YOUR TASK:
For the data below, work out the number of lines containing the string "Location" and answer with that number only.

Data extracted from a collection:
◇ ◇ ◇ ◇ ◇ ◇ ◇

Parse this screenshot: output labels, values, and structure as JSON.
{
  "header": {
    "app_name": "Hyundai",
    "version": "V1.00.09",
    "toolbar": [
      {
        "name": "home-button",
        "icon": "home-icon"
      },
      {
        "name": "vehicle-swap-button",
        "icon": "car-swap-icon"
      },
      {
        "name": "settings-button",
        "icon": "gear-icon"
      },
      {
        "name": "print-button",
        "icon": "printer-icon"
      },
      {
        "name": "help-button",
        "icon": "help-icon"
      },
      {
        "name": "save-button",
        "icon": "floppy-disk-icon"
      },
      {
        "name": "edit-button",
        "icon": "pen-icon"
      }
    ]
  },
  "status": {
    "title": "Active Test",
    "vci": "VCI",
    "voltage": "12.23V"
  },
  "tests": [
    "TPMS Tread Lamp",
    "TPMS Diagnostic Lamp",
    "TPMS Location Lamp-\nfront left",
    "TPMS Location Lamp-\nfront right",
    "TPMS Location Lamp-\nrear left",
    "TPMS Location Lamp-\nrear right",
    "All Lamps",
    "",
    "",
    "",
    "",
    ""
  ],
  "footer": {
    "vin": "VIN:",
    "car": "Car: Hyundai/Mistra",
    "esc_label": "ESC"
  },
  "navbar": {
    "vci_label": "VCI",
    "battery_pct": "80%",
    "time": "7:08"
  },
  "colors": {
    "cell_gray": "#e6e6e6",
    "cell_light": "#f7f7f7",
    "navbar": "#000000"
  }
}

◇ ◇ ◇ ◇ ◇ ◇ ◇

SOLUTION BELOW:
4